Outside of the capital, there’s no time to sit down as Macedonia offers trekkers and walkers three National Parks to explore – Mavrovo, Galicia and Pelister - and an 80km long range of mountains known as the Shar Planina, which extends as far west as Albania and as far north and northwest as Kosovo, passing through Macedonia en route. Fortunately we have the chance to visit all of these areas, with the exception of Pelister, which we experience instead in liquid form - a welcome glass or two of its Tikves wine serves as an ideal post walk refreshment.
It is in the Shar Planina (or Shar Mountains), that we bag our first summit of the trip, Titov Vrv - the highest mountain completely in Macedonia at 2748m. This is a challenging walk, especially the final pull to the summit, but the views which greet us are a more than fitting reward and no-one can resist a photo of the neighbouring Kosovian mountains. Having warmed up we proceed to tick off a further three peaks – Mount Medinica (2163m) and Mount Golem Krchin (2341m) in the Mavrovo National Park and then, on our final day of the trip, Mount Magaro (2255m) in the Galicia National Park. With each peak we are offered different terrain, varying flora and fauna and new views to capture.
Of course, a trip to Macedonia would not be complete without a visit to Lake Ohrid and, despite the rain which has arrived; we are not disappointed by this million year old lake and the pretty town which sits on it, whose history spans from Byzantine times right through to the present day.
Trekking in Macedonia, you could be forgiven for temporarily believing that you were in the Italian or Swiss Alps; the splattered snow patches, the wild flowers, and the turquoise blue lakes, however, we only need to tot up the number of people that we have passed during the week - 3, possibly 4? - to remind ourselves that we are far from the alpine crowds in a country which, steeped in history, is still very much untouched and undiscovered.

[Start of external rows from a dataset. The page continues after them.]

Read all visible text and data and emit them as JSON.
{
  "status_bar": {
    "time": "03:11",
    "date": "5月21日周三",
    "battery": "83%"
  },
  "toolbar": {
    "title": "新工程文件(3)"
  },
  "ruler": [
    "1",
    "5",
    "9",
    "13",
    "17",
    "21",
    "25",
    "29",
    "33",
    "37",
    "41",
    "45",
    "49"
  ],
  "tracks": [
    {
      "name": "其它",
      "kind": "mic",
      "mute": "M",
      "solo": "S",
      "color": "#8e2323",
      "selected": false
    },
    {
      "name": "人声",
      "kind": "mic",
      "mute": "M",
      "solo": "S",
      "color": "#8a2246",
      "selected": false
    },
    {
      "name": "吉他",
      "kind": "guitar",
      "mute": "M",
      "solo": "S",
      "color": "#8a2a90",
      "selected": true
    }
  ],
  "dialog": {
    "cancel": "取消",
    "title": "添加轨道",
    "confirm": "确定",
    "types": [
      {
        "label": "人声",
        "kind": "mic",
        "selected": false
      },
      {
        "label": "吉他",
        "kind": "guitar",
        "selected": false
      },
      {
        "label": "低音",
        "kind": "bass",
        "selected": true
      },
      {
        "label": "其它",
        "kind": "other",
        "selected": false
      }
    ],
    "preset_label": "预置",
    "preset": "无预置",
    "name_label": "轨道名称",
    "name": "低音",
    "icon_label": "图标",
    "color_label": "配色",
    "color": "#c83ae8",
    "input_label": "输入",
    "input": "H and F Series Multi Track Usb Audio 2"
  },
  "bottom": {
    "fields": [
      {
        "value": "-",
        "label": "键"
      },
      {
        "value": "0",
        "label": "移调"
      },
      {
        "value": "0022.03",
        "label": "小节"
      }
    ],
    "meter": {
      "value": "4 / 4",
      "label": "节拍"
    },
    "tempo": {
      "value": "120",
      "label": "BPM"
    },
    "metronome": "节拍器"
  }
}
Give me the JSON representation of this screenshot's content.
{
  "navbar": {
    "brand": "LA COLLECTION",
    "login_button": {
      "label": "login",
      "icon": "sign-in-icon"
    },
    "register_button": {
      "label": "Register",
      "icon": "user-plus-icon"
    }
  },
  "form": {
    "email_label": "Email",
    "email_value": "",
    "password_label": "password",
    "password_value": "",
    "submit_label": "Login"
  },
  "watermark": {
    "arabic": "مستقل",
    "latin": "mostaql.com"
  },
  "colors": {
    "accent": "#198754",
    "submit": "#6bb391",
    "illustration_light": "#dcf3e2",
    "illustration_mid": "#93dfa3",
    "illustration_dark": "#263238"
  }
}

In fact, it’s fair to say that, in Western Europe, Macedonia has only just begun to register on the traveller’s radar and many still make the mistake of only dropping in as part of a ‘Balkan Discovery’ itinerary. But, this is changing and the buzz is evident; everywhere we go there is a sense of excitement and promise. This excitement is conveyed constantly on our trip; through the eagerness of our guides to share their knowledge of Macedonia’s culture and nature, through the friendliness of the locals, and, of course, through the copious amounts of domasni (home-cooked dishes) we are served at each meal!
And when the history is as flavoursome as theirs, the natural landscape as stunning and the food as rich and varied, it’s very hard not to get caught up in the excitement. Just don’t forget to set your alarm; it’s an early start for the next summit…!